If Israel is forced back into combat in Gaza in the coming two to three years, the campaign will be seen as a failure. If it holds for 10 years, like the Second Lebanon War, it will be seen as successful.
Gantz’s successor, Eisenkot, who served as his deputy, has watched events closely. As chief operations officer and OC Northern Command, he saw Ashkenazi, the gruff infantryman brought back into the army after the tenure of the air force general Dan Halutz and the debacle of the Second Lebanon War, place an emphasis on the basics of ground warfare and field leadership from the front – two elements that were found lacking during the war and have since improved. As deputy chief, he saw Gantz, after the scandal-ridden term of his predecessor, stress propriety, lead by example, and adjust to changing circumstances.
In terms of Gaza, therefore, he is surely aware that, if the army is forced back into action, the people of Israel will demand a clearer result in a shorter period of time.
In terms of Iran, the decision to not reach a decision is primarily the burden of the government of Israel and its prime minister.
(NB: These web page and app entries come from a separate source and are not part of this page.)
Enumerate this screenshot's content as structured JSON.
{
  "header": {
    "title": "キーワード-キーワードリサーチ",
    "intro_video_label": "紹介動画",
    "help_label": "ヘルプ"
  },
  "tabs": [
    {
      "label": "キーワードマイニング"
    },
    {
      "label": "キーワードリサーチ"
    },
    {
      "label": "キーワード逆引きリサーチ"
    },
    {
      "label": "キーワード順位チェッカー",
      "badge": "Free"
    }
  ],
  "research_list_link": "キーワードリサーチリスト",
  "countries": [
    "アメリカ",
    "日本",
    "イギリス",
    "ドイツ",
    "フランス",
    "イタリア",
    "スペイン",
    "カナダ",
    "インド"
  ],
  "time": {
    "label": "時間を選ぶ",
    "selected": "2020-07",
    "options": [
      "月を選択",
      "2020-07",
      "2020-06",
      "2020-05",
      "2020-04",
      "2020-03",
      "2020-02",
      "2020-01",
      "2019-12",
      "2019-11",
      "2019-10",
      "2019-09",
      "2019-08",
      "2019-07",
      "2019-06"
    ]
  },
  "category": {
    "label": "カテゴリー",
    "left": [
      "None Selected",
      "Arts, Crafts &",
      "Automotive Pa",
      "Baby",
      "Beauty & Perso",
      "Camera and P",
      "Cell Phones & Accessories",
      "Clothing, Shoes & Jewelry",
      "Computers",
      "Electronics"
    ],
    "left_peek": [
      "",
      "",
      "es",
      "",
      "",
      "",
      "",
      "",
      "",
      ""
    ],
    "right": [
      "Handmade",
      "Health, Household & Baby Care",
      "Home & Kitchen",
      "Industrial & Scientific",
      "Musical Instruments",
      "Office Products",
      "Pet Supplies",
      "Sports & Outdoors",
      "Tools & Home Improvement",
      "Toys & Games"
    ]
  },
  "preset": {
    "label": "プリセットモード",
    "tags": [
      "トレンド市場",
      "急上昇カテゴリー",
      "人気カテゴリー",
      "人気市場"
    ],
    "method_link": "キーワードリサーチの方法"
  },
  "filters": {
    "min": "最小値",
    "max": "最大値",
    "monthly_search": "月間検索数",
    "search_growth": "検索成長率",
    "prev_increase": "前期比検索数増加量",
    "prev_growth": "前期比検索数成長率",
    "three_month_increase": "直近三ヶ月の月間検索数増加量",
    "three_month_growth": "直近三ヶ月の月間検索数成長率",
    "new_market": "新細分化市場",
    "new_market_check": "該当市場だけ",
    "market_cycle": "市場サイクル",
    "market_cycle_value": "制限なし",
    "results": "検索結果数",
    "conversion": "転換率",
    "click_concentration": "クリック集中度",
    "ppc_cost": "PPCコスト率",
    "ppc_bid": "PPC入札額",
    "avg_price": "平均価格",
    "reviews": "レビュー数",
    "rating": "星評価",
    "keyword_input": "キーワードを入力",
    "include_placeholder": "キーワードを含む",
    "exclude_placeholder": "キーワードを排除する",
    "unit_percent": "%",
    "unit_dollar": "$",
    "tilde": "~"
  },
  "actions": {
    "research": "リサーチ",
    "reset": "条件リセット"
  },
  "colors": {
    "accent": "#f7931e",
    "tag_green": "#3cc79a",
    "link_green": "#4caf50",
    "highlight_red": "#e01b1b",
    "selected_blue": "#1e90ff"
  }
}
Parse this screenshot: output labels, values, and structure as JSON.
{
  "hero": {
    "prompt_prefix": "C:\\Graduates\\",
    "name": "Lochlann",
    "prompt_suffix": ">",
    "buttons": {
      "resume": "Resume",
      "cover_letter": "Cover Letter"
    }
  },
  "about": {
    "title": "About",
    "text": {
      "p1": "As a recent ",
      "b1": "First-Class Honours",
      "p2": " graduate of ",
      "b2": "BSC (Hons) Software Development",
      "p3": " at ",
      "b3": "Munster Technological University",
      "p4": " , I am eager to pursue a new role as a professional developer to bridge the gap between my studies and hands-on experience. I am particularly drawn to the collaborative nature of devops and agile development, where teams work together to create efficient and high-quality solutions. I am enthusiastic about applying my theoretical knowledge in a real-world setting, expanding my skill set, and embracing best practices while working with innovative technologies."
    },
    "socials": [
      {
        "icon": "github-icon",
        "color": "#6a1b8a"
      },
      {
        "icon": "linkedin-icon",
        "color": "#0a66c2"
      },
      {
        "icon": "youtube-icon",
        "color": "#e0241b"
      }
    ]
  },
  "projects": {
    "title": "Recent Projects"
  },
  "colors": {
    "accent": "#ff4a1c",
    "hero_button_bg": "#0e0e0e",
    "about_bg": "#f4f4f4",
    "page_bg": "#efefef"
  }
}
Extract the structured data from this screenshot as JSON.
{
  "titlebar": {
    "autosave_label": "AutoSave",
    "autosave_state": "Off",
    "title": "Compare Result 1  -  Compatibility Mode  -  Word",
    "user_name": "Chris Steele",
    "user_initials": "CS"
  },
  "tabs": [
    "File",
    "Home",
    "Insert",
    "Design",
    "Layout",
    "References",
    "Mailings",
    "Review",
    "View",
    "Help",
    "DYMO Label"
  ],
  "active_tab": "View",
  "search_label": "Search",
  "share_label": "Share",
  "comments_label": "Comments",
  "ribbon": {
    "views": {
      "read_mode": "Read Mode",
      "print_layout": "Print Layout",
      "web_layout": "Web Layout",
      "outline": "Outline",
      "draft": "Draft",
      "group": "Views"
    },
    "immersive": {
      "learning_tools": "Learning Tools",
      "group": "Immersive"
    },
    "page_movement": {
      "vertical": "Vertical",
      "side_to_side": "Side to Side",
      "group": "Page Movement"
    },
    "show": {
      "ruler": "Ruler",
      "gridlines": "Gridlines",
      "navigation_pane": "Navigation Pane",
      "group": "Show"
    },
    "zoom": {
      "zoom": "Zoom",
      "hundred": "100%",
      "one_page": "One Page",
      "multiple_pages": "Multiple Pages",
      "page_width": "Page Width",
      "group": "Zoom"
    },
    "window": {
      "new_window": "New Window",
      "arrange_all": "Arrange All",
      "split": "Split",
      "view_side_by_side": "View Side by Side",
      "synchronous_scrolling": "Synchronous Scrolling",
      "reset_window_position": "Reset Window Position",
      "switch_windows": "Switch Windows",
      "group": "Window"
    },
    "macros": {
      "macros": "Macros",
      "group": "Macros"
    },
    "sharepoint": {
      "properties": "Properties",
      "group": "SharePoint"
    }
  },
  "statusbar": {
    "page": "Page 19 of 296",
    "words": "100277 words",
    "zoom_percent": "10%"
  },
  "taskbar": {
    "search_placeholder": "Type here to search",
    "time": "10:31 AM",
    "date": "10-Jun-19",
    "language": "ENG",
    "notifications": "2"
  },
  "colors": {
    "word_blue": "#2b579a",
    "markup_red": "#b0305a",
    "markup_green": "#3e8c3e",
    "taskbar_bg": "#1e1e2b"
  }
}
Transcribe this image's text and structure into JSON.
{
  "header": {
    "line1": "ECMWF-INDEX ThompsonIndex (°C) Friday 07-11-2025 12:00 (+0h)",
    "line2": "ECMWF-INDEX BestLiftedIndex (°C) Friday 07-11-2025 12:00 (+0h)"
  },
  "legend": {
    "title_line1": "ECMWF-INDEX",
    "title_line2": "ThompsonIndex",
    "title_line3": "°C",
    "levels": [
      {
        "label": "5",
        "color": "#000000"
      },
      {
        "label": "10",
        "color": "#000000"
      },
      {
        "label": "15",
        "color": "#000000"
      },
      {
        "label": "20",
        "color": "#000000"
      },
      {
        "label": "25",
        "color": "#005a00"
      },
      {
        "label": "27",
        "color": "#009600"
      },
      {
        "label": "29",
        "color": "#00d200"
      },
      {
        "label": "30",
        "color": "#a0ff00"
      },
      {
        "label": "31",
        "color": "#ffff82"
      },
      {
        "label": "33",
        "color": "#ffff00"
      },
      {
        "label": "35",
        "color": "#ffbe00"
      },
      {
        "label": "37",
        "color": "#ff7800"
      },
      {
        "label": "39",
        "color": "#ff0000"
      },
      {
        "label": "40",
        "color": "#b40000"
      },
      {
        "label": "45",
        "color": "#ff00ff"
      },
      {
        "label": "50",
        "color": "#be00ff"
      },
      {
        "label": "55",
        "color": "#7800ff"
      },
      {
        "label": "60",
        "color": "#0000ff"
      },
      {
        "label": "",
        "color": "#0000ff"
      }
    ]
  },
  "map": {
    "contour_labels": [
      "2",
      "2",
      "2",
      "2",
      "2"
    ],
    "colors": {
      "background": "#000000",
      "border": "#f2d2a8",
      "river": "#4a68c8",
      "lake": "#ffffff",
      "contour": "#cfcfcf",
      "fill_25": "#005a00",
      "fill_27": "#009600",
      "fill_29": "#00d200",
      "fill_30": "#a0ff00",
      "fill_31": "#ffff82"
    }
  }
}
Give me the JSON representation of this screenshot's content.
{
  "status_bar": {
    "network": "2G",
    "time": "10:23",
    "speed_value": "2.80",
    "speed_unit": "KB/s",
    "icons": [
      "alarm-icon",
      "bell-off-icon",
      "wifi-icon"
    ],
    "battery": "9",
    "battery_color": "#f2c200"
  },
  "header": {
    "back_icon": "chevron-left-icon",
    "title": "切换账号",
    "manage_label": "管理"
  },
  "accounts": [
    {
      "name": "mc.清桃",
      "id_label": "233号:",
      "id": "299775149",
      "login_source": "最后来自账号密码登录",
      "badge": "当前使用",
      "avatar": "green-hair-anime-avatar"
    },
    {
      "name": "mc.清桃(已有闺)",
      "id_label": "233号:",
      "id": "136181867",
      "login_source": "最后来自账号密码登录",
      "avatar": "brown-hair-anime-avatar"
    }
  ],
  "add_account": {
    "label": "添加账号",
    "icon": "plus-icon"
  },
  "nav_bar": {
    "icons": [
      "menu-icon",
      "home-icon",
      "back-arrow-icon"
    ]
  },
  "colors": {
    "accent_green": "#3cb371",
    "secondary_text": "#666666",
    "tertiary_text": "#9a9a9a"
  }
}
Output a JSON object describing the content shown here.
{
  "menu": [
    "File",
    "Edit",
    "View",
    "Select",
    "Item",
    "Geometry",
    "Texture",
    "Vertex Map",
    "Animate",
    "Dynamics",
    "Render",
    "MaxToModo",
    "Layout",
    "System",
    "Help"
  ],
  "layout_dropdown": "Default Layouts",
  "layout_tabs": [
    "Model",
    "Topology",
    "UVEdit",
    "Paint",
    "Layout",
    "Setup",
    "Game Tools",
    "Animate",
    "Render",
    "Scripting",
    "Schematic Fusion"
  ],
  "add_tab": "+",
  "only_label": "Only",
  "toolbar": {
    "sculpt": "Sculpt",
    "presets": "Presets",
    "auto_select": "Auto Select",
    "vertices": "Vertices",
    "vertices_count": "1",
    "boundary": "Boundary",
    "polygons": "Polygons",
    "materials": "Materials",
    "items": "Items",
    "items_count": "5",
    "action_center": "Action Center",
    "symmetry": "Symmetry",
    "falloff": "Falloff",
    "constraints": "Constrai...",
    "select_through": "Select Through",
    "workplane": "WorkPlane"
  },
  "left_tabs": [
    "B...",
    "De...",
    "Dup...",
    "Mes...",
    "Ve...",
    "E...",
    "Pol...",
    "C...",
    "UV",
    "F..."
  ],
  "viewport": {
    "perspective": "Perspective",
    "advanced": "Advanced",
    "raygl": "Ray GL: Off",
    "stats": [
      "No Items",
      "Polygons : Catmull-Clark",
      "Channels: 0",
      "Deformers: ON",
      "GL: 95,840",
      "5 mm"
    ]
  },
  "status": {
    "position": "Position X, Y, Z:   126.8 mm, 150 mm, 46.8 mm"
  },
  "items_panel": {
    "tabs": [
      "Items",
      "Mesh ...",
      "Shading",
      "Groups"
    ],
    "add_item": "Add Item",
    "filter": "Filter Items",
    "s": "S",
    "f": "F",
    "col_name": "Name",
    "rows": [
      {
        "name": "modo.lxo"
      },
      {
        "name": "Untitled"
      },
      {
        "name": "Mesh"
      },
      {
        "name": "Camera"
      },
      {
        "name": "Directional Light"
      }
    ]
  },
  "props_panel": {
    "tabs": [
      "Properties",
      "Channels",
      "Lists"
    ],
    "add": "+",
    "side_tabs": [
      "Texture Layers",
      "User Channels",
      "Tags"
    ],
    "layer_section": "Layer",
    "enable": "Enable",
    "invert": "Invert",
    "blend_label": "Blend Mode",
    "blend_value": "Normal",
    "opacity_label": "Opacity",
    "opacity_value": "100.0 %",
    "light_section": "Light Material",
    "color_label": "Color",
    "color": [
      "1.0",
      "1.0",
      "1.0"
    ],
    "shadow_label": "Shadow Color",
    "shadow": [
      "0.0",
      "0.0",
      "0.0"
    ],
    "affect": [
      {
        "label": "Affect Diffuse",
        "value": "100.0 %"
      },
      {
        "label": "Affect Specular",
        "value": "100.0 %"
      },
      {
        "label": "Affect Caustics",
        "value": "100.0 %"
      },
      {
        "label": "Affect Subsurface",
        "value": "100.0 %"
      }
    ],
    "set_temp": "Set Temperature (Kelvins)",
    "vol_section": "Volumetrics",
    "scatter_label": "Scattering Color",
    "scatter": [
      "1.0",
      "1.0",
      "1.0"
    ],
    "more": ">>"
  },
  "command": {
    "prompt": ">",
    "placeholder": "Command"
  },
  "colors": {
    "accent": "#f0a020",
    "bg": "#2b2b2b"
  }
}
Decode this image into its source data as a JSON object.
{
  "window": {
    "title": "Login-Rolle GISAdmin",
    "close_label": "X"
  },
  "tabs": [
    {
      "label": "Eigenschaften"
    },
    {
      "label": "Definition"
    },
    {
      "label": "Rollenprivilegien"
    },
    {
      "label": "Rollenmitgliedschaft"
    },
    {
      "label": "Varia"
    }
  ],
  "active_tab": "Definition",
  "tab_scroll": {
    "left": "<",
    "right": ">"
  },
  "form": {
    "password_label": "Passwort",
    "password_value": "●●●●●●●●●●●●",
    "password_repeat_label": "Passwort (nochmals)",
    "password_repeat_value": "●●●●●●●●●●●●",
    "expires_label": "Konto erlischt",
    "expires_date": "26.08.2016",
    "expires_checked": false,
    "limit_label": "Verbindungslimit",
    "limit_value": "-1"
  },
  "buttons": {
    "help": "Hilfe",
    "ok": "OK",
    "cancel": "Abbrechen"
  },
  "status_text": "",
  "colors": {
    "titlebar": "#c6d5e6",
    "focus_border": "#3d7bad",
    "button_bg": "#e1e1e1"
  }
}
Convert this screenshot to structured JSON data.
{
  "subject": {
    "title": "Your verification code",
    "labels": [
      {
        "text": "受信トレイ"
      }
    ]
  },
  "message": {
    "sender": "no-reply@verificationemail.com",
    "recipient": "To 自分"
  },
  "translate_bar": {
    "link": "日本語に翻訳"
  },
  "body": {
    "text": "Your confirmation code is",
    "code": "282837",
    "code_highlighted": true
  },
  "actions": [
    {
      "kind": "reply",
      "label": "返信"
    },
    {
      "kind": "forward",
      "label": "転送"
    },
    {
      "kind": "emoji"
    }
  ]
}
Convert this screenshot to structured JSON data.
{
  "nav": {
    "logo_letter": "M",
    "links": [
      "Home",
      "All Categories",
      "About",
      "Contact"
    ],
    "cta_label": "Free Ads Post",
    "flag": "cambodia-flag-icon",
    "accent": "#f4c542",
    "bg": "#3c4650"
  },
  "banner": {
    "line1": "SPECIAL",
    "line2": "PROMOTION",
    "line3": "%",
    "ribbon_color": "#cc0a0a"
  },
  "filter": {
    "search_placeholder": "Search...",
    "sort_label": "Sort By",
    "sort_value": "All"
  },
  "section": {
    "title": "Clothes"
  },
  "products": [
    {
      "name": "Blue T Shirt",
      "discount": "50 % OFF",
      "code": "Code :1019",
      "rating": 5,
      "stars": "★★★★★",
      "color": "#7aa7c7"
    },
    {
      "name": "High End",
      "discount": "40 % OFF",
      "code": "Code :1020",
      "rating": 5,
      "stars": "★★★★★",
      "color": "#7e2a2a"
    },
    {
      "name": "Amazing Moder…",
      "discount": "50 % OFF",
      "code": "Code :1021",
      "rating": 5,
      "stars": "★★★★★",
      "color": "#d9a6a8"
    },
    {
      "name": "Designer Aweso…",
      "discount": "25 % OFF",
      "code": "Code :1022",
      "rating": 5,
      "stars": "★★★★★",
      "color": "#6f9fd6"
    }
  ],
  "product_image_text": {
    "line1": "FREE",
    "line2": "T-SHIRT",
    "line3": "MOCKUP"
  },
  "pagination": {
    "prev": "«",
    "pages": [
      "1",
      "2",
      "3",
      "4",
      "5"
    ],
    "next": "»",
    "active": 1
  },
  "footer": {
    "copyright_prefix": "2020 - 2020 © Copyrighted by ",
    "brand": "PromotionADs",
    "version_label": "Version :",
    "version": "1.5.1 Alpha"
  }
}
Speeches, it would seem, have not stopped the frankly brilliant Iranian advance. But Gantz and Ashkenazi, who headed the army during the past seven years, will bear a great deal of responsibility if US President Barack Obama’s audacious deal-in-the-making with Tehran turns out to be a doozy, and Israel, having waited, is faced with a fait accompli.
Eisenkot, who is said to be against a strike, will then have to reassess and, to borrow a term from Obama, bend the arc of his predecessor’s legacy.